Philanthropy Daily Digest


  1. Erik DeMarco says:

    It is wonderful that a group of wealthy individuals are becoming vocal about the need society has for its top earners and asset holders to share their money philanthropically.

    However, fighting for a tax rate increase is sure to be a fight they can’t win. There is a middle ground in there: somewhere between (a) trying to change tax laws for every citizen in the country, and (b) quietly cutting checks to the organizations worthy of your private funds without spreading the word.

    I hope the Responsible Wealth Network project can remain a vocal presence long after decisions for 2011 tax rates have been determined.

  2. Beth N says:

    I think this is a really interesting and innovative way to encourage wealthy individuals to act more philanthropically. It also encourages people to think about taxation and its connection to public services instead of a individual centric approach. I agree with Eric that there has to be a middle ground, and this may be a start. The concept of wanting to pay more taxes sounds shocking and grabs attention; once people are paying attention they are more likely to consider what they do with this excess money from tax breaks and compare it to what that money could do to benefit society.

  3. Kristen V says:

    Erik, in case this helps, the Responsible Wealth group isn’t lobbying to pay more taxes, but instead is suggesting that they don’t agree with the Bush tax cuts. The calculation provided by UFE and RW shows what they would have paid if the cuts had not been put into effect, and then these people can pledge to donate that amount (ie pay what they “would have” paid). Also, as the cuts are set to expire, Congress can decide to extend the cuts, and RW members suggest that they should not be extended. I know, minor differences of language, right? (But worth noting). So yes, this is an advocacy campaign more than anything. The angle of “wealthy wants to may more taxes” just makes for a better headline (and since I used to work at UFE, I’m glad to see the press)!
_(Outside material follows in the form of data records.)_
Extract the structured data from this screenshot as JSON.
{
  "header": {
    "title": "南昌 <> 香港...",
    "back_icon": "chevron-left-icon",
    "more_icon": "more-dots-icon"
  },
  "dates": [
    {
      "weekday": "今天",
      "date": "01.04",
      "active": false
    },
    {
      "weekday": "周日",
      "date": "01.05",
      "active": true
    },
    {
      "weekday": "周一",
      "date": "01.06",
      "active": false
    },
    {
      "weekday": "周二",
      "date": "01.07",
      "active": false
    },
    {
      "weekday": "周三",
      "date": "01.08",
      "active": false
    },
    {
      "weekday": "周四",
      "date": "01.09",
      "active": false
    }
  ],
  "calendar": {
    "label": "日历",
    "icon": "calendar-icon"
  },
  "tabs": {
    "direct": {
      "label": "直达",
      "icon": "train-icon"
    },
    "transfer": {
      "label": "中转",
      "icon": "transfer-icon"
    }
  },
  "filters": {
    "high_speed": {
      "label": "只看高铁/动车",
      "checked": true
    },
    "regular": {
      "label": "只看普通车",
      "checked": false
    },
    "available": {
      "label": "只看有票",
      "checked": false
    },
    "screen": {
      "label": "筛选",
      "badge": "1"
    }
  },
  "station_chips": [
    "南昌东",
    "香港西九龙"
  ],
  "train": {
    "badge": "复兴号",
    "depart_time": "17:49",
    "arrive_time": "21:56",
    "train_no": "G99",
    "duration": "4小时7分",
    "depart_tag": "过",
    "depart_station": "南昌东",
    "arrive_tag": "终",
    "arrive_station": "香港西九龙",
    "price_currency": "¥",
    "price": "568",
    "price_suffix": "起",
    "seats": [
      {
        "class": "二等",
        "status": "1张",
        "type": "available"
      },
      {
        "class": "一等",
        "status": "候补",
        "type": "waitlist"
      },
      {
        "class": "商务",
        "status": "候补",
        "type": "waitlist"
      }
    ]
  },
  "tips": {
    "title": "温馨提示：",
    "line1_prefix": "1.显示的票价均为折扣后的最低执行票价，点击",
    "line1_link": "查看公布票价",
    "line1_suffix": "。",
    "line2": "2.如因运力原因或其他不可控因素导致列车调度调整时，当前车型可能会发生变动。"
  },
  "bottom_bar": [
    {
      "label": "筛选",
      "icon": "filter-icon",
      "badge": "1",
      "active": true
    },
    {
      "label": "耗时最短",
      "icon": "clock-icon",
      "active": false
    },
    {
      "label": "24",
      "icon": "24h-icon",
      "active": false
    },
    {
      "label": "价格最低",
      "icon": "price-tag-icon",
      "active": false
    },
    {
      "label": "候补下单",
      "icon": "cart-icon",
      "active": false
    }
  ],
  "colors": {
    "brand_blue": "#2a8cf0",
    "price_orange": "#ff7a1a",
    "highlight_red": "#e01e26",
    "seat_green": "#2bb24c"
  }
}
  4. Rachel Dellon says:

    Like other commenters, I applaud the Responsible Wealth Network and UFE for drawing attention to the connection between philanthropic- and taxpayer-funded initiatives. However, I do think it’s interesting to look at this in light of the NYT Green, Inc. column further down the page about “single-action bias,” and wonder what the group’s next steps will be: will they send out their checks (either to the government or to their personal causes) and consider their responsibility fulfilled, or will they truly delve into all the areas those tax dollars fund and expand their engagement with the nonprofit and public sector, and examine the most effective ways in which they can contribute?
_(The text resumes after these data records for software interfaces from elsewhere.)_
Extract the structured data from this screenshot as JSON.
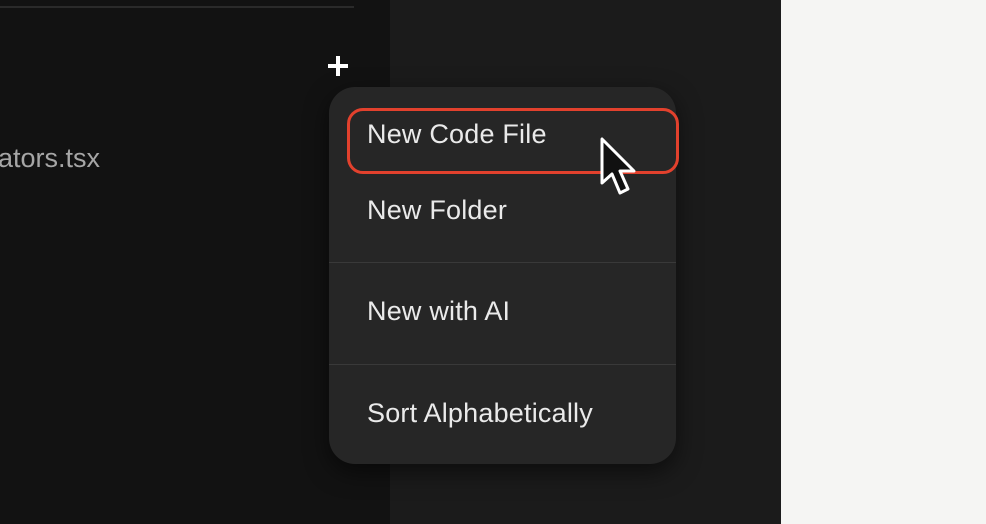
{
  "sidebar": {
    "add_icon": "plus-icon",
    "file_name": "ators.tsx"
  },
  "context_menu": {
    "items": [
      {
        "label": "New Code File",
        "highlighted": true
      },
      {
        "label": "New Folder"
      },
      {
        "label": "New with AI"
      },
      {
        "label": "Sort Alphabetically"
      }
    ]
  },
  "overlay": {
    "highlight_color": "#e2412d",
    "cursor_icon": "pointer-cursor-icon"
  }
}
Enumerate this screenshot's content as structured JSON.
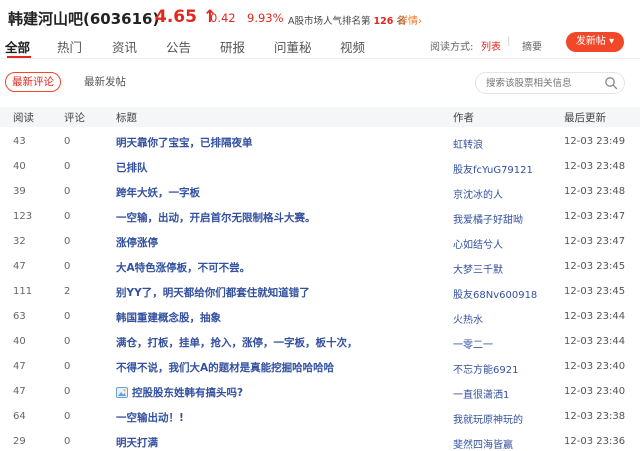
{
  "header": {
    "title": "韩建河山吧(603616)",
    "price": "4.65 ↑",
    "change": "0.42",
    "change_pct": "9.93%",
    "rank_prefix": "A股市场人气排名第",
    "rank_value": "126",
    "rank_suffix": "名",
    "detail_link": "详情›"
  },
  "tabs": [
    {
      "label": "全部",
      "active": true
    },
    {
      "label": "热门",
      "active": false
    },
    {
      "label": "资讯",
      "active": false
    },
    {
      "label": "公告",
      "active": false
    },
    {
      "label": "研报",
      "active": false
    },
    {
      "label": "问董秘",
      "active": false
    },
    {
      "label": "视频",
      "active": false
    }
  ],
  "read_mode": {
    "label": "阅读方式:",
    "list": "列表",
    "summary": "摘要"
  },
  "post_button": "发新帖 ▾",
  "sort": {
    "newest_comments": "最新评论",
    "newest_posts": "最新发帖"
  },
  "search": {
    "placeholder": "搜索该股票相关信息"
  },
  "table": {
    "headers": {
      "reads": "阅读",
      "comments": "评论",
      "title": "标题",
      "author": "作者",
      "updated": "最后更新"
    },
    "rows": [
      {
        "reads": "43",
        "comments": "0",
        "title": "明天靠你了宝宝，已排隔夜单",
        "author": "虹转浪",
        "updated": "12-03 23:49"
      },
      {
        "reads": "40",
        "comments": "0",
        "title": "已排队",
        "author": "股友fcYuG79121",
        "updated": "12-03 23:48"
      },
      {
        "reads": "39",
        "comments": "0",
        "title": "跨年大妖，一字板",
        "author": "京沈冰的人",
        "updated": "12-03 23:48"
      },
      {
        "reads": "123",
        "comments": "0",
        "title": "一空输，出动，开启首尔无限制格斗大赛。",
        "author": "我爱橘子好甜呦",
        "updated": "12-03 23:47"
      },
      {
        "reads": "32",
        "comments": "0",
        "title": "涨停涨停",
        "author": "心如结兮人",
        "updated": "12-03 23:47"
      },
      {
        "reads": "47",
        "comments": "0",
        "title": "大A特色涨停板，不可不尝。",
        "author": "大梦三千默",
        "updated": "12-03 23:45"
      },
      {
        "reads": "111",
        "comments": "2",
        "title": "别YY了，明天都给你们都套住就知道错了",
        "author": "股友68Nv600918",
        "updated": "12-03 23:45"
      },
      {
        "reads": "63",
        "comments": "0",
        "title": "韩国重建概念股，抽象",
        "author": "火热水",
        "updated": "12-03 23:44"
      },
      {
        "reads": "40",
        "comments": "0",
        "title": "满仓，打板，挂单，抢入，涨停，一字板，板十次，",
        "author": "一零二一",
        "updated": "12-03 23:44"
      },
      {
        "reads": "47",
        "comments": "0",
        "title": "不得不说，我们大A的题材是真能挖掘哈哈哈哈",
        "author": "不忘方能6921",
        "updated": "12-03 23:40"
      },
      {
        "reads": "47",
        "comments": "0",
        "title": "控股股东姓韩有搞头吗?",
        "author": "一直很潇洒1",
        "updated": "12-03 23:40",
        "has_image": true
      },
      {
        "reads": "64",
        "comments": "0",
        "title": "一空输出动！!",
        "author": "我就玩原神玩的",
        "updated": "12-03 23:38"
      },
      {
        "reads": "29",
        "comments": "0",
        "title": "明天打满",
        "author": "斐然四海皆赢",
        "updated": "12-03 23:36"
      }
    ]
  },
  "colors": {
    "accent": "#e0281e",
    "link": "#33519f",
    "header_bg": "#f5f6f8"
  }
}
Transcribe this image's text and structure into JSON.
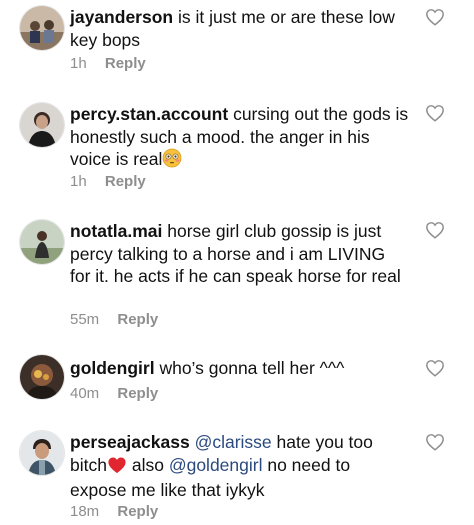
{
  "comments": [
    {
      "username": "jayanderson",
      "text": "is it just me or are these low key bops",
      "time": "1h",
      "reply": "Reply"
    },
    {
      "username": "percy.stan.account",
      "text": "cursing out the gods is honestly such a mood. the anger in his voice is real",
      "emoji": "flushed-face-emoji",
      "time": "1h",
      "reply": "Reply"
    },
    {
      "username": "notatla.mai",
      "text": "horse girl club gossip is just percy talking to a horse and i am LIVING for it. he acts if he can speak horse for real",
      "time": "55m",
      "reply": "Reply"
    },
    {
      "username": "goldengirl",
      "text": "who’s gonna tell her ^^^",
      "time": "40m",
      "reply": "Reply"
    },
    {
      "username": "perseajackass",
      "mention1": "@clarisse",
      "text_a": "hate you too bitch",
      "emoji": "red-heart-emoji",
      "text_b": "also",
      "mention2": "@goldengirl",
      "text_c": "no need to expose me like that iykyk",
      "time": "18m",
      "reply": "Reply"
    }
  ],
  "colors": {
    "text": "#111111",
    "meta": "#8e8e8e",
    "mention": "#2a4a7f",
    "heart_outline": "#8e8e8e"
  }
}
    Of course, I realize there’s a middle ground there, too. But I do worry that the engagement potential might end up getting lost, assuming it’s been built in strongly enough to begin with.